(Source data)
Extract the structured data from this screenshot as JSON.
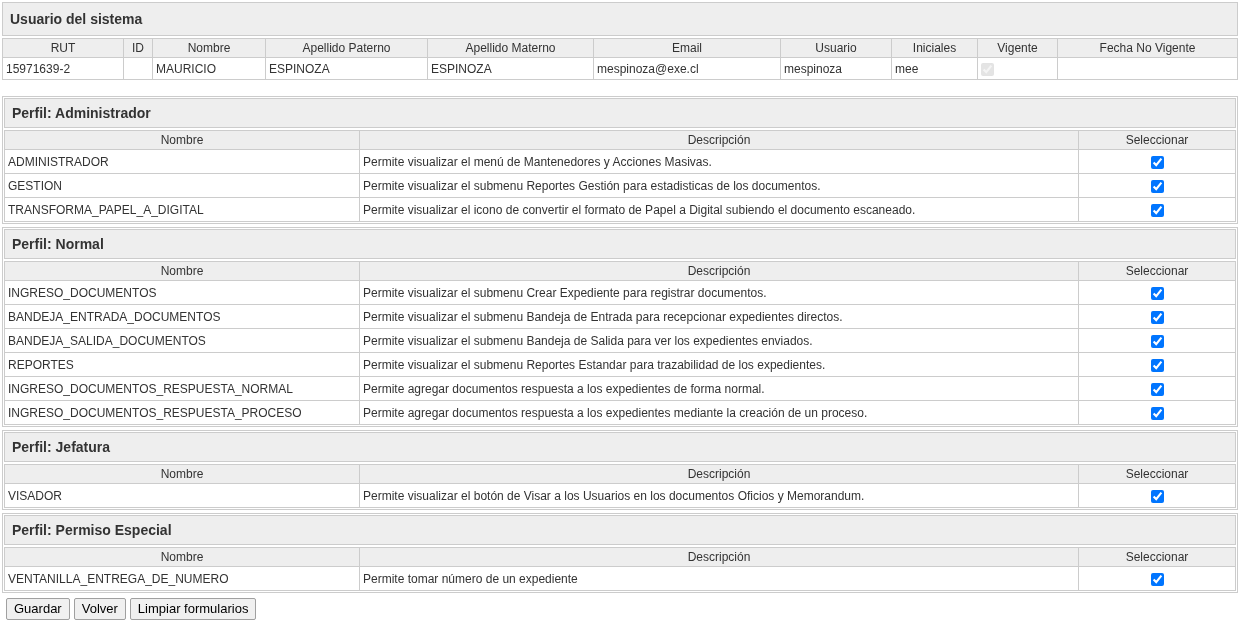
{
  "user_section": {
    "title": "Usuario del sistema",
    "columns": [
      "RUT",
      "ID",
      "Nombre",
      "Apellido Paterno",
      "Apellido Materno",
      "Email",
      "Usuario",
      "Iniciales",
      "Vigente",
      "Fecha No Vigente"
    ],
    "cells": [
      {
        "kind": "text",
        "text": "15971639-2"
      },
      {
        "kind": "empty"
      },
      {
        "kind": "text",
        "text": "MAURICIO"
      },
      {
        "kind": "text",
        "text": "ESPINOZA"
      },
      {
        "kind": "text",
        "text": "ESPINOZA"
      },
      {
        "kind": "text",
        "text": "mespinoza@exe.cl"
      },
      {
        "kind": "text",
        "text": "mespinoza"
      },
      {
        "kind": "text",
        "text": "mee"
      },
      {
        "kind": "checkbox",
        "checked": true,
        "disabled": true
      },
      {
        "kind": "empty"
      }
    ]
  },
  "profiles": [
    {
      "title": "Perfil: Administrador",
      "columns": [
        "Nombre",
        "Descripción",
        "Seleccionar"
      ],
      "rows": [
        {
          "name": "ADMINISTRADOR",
          "description": "Permite visualizar el menú de Mantenedores y Acciones Masivas.",
          "checked": true
        },
        {
          "name": "GESTION",
          "description": "Permite visualizar el submenu Reportes Gestión para estadisticas de los documentos.",
          "checked": true
        },
        {
          "name": "TRANSFORMA_PAPEL_A_DIGITAL",
          "description": "Permite visualizar el icono de convertir el formato de Papel a Digital subiendo el documento escaneado.",
          "checked": true
        }
      ]
    },
    {
      "title": "Perfil: Normal",
      "columns": [
        "Nombre",
        "Descripción",
        "Seleccionar"
      ],
      "rows": [
        {
          "name": "INGRESO_DOCUMENTOS",
          "description": "Permite visualizar el submenu Crear Expediente para registrar documentos.",
          "checked": true
        },
        {
          "name": "BANDEJA_ENTRADA_DOCUMENTOS",
          "description": "Permite visualizar el submenu Bandeja de Entrada para recepcionar expedientes directos.",
          "checked": true
        },
        {
          "name": "BANDEJA_SALIDA_DOCUMENTOS",
          "description": "Permite visualizar el submenu Bandeja de Salida para ver los expedientes enviados.",
          "checked": true
        },
        {
          "name": "REPORTES",
          "description": "Permite visualizar el submenu Reportes Estandar para trazabilidad de los expedientes.",
          "checked": true
        },
        {
          "name": "INGRESO_DOCUMENTOS_RESPUESTA_NORMAL",
          "description": "Permite agregar documentos respuesta a los expedientes de forma normal.",
          "checked": true
        },
        {
          "name": "INGRESO_DOCUMENTOS_RESPUESTA_PROCESO",
          "description": "Permite agregar documentos respuesta a los expedientes mediante la creación de un proceso.",
          "checked": true
        }
      ]
    },
    {
      "title": "Perfil: Jefatura",
      "columns": [
        "Nombre",
        "Descripción",
        "Seleccionar"
      ],
      "rows": [
        {
          "name": "VISADOR",
          "description": "Permite visualizar el botón de Visar a los Usuarios en los documentos Oficios y Memorandum.",
          "checked": true
        }
      ]
    },
    {
      "title": "Perfil: Permiso Especial",
      "columns": [
        "Nombre",
        "Descripción",
        "Seleccionar"
      ],
      "rows": [
        {
          "name": "VENTANILLA_ENTREGA_DE_NUMERO",
          "description": "Permite tomar número de un expediente",
          "checked": true
        }
      ]
    }
  ],
  "buttons": [
    "Guardar",
    "Volver",
    "Limpiar formularios"
  ]
}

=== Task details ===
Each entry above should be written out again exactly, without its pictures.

=== Written answer ===
Extract the structured data from this screenshot as JSON.
{
  "user_section": {
    "title": "Usuario del sistema",
    "columns": [
      "RUT",
      "ID",
      "Nombre",
      "Apellido Paterno",
      "Apellido Materno",
      "Email",
      "Usuario",
      "Iniciales",
      "Vigente",
      "Fecha No Vigente"
    ],
    "cells": [
      {
        "kind": "text",
        "text": "15971639-2"
      },
      {
        "kind": "empty"
      },
      {
        "kind": "text",
        "text": "MAURICIO"
      },
      {
        "kind": "text",
        "text": "ESPINOZA"
      },
      {
        "kind": "text",
        "text": "ESPINOZA"
      },
      {
        "kind": "text",
        "text": "mespinoza@exe.cl"
      },
      {
        "kind": "text",
        "text": "mespinoza"
      },
      {
        "kind": "text",
        "text": "mee"
      },
      {
        "kind": "checkbox",
        "checked": true,
        "disabled": true
      },
      {
        "kind": "empty"
      }
    ]
  },
  "profiles": [
    {
      "title": "Perfil: Administrador",
      "columns": [
        "Nombre",
        "Descripción",
        "Seleccionar"
      ],
      "rows": [
        {
          "name": "ADMINISTRADOR",
          "description": "Permite visualizar el menú de Mantenedores y Acciones Masivas.",
          "checked": true
        },
        {
          "name": "GESTION",
          "description": "Permite visualizar el submenu Reportes Gestión para estadisticas de los documentos.",
          "checked": true
        },
        {
          "name": "TRANSFORMA_PAPEL_A_DIGITAL",
          "description": "Permite visualizar el icono de convertir el formato de Papel a Digital subiendo el documento escaneado.",
          "checked": true
        }
      ]
    },
    {
      "title": "Perfil: Normal",
      "columns": [
        "Nombre",
        "Descripción",
        "Seleccionar"
      ],
      "rows": [
        {
          "name": "INGRESO_DOCUMENTOS",
          "description": "Permite visualizar el submenu Crear Expediente para registrar documentos.",
          "checked": true
        },
        {
          "name": "BANDEJA_ENTRADA_DOCUMENTOS",
          "description": "Permite visualizar el submenu Bandeja de Entrada para recepcionar expedientes directos.",
          "checked": true
        },
        {
          "name": "BANDEJA_SALIDA_DOCUMENTOS",
          "description": "Permite visualizar el submenu Bandeja de Salida para ver los expedientes enviados.",
          "checked": true
        },
        {
          "name": "REPORTES",
          "description": "Permite visualizar el submenu Reportes Estandar para trazabilidad de los expedientes.",
          "checked": true
        },
        {
          "name": "INGRESO_DOCUMENTOS_RESPUESTA_NORMAL",
          "description": "Permite agregar documentos respuesta a los expedientes de forma normal.",
          "checked": true
        },
        {
          "name": "INGRESO_DOCUMENTOS_RESPUESTA_PROCESO",
          "description": "Permite agregar documentos respuesta a los expedientes mediante la creación de un proceso.",
          "checked": true
        }
      ]
    },
    {
      "title": "Perfil: Jefatura",
      "columns": [
        "Nombre",
        "Descripción",
        "Seleccionar"
      ],
      "rows": [
        {
          "name": "VISADOR",
          "description": "Permite visualizar el botón de Visar a los Usuarios en los documentos Oficios y Memorandum.",
          "checked": true
        }
      ]
    },
    {
      "title": "Perfil: Permiso Especial",
      "columns": [
        "Nombre",
        "Descripción",
        "Seleccionar"
      ],
      "rows": [
        {
          "name": "VENTANILLA_ENTREGA_DE_NUMERO",
          "description": "Permite tomar número de un expediente",
          "checked": true
        }
      ]
    }
  ],
  "buttons": [
    "Guardar",
    "Volver",
    "Limpiar formularios"
  ]
}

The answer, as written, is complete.